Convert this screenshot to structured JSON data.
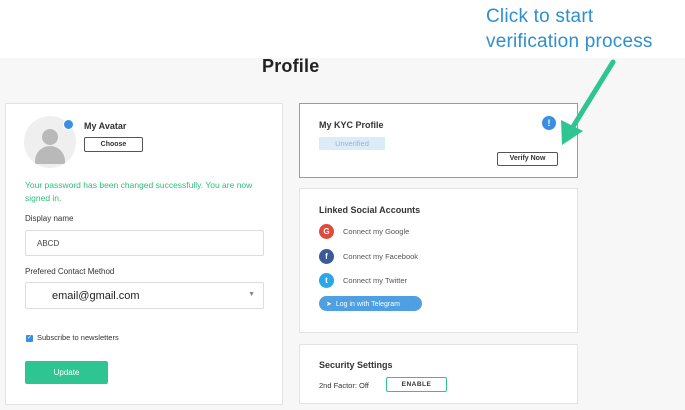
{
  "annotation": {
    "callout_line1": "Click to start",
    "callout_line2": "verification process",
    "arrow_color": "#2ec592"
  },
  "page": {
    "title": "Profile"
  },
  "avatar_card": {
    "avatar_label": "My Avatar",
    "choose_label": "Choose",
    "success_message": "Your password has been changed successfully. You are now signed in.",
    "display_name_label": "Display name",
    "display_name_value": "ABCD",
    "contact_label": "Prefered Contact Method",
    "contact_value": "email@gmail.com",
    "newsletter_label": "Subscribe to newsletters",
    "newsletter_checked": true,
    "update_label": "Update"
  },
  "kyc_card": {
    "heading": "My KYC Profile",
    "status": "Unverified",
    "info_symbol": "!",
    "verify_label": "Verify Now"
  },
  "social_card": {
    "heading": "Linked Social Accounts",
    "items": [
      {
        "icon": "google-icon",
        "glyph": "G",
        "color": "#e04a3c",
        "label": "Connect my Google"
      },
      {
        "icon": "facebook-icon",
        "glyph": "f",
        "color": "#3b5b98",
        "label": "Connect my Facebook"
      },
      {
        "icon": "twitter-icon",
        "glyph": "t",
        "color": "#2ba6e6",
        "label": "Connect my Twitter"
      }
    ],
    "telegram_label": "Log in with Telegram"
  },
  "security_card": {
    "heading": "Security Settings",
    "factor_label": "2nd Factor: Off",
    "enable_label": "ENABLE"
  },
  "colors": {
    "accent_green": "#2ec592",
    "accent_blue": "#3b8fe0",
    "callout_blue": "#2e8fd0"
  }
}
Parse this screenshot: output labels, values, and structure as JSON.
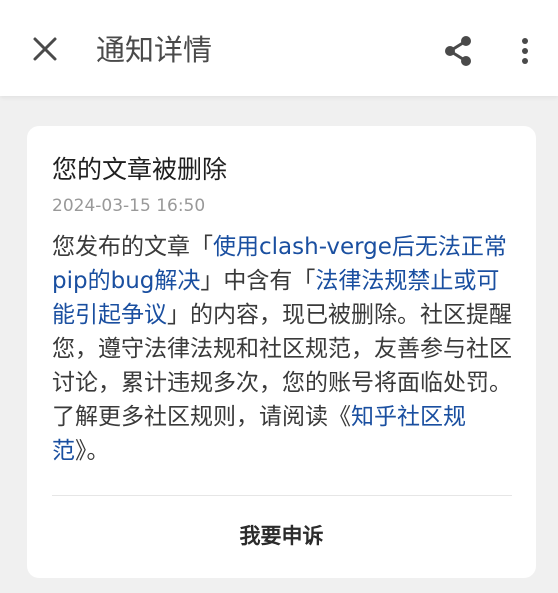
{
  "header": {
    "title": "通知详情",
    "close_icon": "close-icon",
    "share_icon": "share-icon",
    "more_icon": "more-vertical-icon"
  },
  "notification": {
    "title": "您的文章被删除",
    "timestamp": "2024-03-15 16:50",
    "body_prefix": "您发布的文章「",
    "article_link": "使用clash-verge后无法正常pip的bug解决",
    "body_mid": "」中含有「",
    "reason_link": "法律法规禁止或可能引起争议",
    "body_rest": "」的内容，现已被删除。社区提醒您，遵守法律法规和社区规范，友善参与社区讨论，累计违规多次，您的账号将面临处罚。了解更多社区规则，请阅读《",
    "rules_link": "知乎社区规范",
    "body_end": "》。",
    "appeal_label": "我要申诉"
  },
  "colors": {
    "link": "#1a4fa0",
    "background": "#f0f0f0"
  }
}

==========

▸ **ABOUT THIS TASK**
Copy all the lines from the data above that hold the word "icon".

▸ **ANSWER TO THIS TASK**
        "icon": "google-icon",
        "icon": "facebook-icon",
        "icon": "twitter-icon",
    "close_icon": "close-icon",
    "share_icon": "share-icon",
    "more_icon": "more-vertical-icon"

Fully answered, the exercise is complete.